Trust arises from being transparent with the individuals about the impact that the breach may have on them. Also, businesses that offer credit and identity monitoring and restoration services to them largely eliminate any claim for damages that they may have against the businesses. Moreover, if an organization has an appropriate cyber liability policy, the costs for such credit and identity monitoring and restoration, as well as the other costs of the breach response and notification, should be covered by that policy.

Beware of Regulatory Liability

 While businesses can effectively eliminate liability to individuals, they cannot with respect to regulators. For example, state laws require businesses to notify each state Attorney General of a breach of information of residents of that state, even if the businesses are located elsewhere. Not surprisingly, Massachusetts, New York, and California aggressively follow up such notifications with regulatory investigations, issuing significant fines and penalties of hundreds of thousands of dollars, even against small and medium sized businesses.

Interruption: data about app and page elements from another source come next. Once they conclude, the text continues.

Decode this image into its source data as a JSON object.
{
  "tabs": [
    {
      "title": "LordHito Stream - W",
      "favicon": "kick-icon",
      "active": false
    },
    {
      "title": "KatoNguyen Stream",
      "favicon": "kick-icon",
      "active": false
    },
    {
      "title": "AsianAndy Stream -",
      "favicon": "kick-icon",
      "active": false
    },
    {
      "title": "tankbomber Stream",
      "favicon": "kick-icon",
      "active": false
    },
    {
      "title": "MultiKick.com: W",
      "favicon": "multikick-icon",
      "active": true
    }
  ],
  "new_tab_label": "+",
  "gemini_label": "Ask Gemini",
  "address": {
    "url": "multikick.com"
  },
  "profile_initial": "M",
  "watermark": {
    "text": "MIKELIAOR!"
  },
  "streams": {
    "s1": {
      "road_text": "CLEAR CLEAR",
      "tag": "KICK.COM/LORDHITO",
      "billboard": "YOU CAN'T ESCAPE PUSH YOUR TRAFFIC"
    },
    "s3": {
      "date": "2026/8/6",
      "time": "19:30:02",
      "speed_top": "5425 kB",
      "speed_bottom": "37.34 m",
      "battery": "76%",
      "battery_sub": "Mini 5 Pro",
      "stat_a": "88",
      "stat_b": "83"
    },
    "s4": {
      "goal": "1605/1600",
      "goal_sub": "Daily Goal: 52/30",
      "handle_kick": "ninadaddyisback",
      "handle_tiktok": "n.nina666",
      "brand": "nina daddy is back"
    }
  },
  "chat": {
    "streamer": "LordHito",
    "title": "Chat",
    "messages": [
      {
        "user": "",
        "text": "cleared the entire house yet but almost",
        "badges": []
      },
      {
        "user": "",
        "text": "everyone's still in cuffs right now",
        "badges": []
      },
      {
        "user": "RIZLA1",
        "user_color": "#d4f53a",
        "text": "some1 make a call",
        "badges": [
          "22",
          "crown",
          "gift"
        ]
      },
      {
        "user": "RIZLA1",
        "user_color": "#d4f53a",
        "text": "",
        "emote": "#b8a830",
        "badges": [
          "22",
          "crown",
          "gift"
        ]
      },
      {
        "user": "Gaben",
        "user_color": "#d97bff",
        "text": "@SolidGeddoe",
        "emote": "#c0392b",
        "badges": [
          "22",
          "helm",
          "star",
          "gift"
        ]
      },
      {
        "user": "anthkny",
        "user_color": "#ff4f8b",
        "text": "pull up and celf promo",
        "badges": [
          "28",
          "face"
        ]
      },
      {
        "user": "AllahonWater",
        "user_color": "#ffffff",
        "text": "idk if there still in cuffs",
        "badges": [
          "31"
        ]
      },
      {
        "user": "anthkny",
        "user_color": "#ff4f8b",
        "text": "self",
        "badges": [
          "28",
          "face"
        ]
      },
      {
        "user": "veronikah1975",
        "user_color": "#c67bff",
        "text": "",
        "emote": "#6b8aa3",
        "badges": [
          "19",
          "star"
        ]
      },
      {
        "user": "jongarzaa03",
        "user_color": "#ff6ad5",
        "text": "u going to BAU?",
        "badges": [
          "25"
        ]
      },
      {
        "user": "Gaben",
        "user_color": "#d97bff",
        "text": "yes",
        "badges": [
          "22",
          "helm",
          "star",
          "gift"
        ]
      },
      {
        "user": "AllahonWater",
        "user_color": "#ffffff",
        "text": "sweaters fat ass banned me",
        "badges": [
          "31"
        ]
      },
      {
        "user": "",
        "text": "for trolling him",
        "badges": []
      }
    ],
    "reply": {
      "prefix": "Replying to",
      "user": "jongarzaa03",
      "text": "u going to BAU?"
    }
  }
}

While one method to limit regulatory liability is to provide appropriate notice, as well as credit and identity monitoring and restoration, to the individuals affected by the breach, regulators also base fines and penalties upon whether businesses implemented reasonable information security safeguards before the breach. In fact, the state laws in Massachusetts, New York, California, and elsewhere outline the measure that businesses must or should implement.

Many businesses are unaware that they must comply with these other states’ laws about information security safeguards just because they possess information about residents of those states. However, debating that point with regulators is ineffective. The better strategy is to take immediate steps after the breach to bring the business into compliance with the applicable state laws, and then negotiating a reasonable resolution with regulators.

Breach is an unavoidable event, but it need not be catastrophic. The costs of it can be limited by conducting a risk assessment with qualified professionals, implementing appropriate safeguards before a breach occurs, having the right team in place to deal with breach when it occurs, securing adequate cyber liability insurance, and being transparent with and providing appropriate protections for individuals affected by the breach. Just like any other business problem, breach is manageable with appropriate preparedness and planning.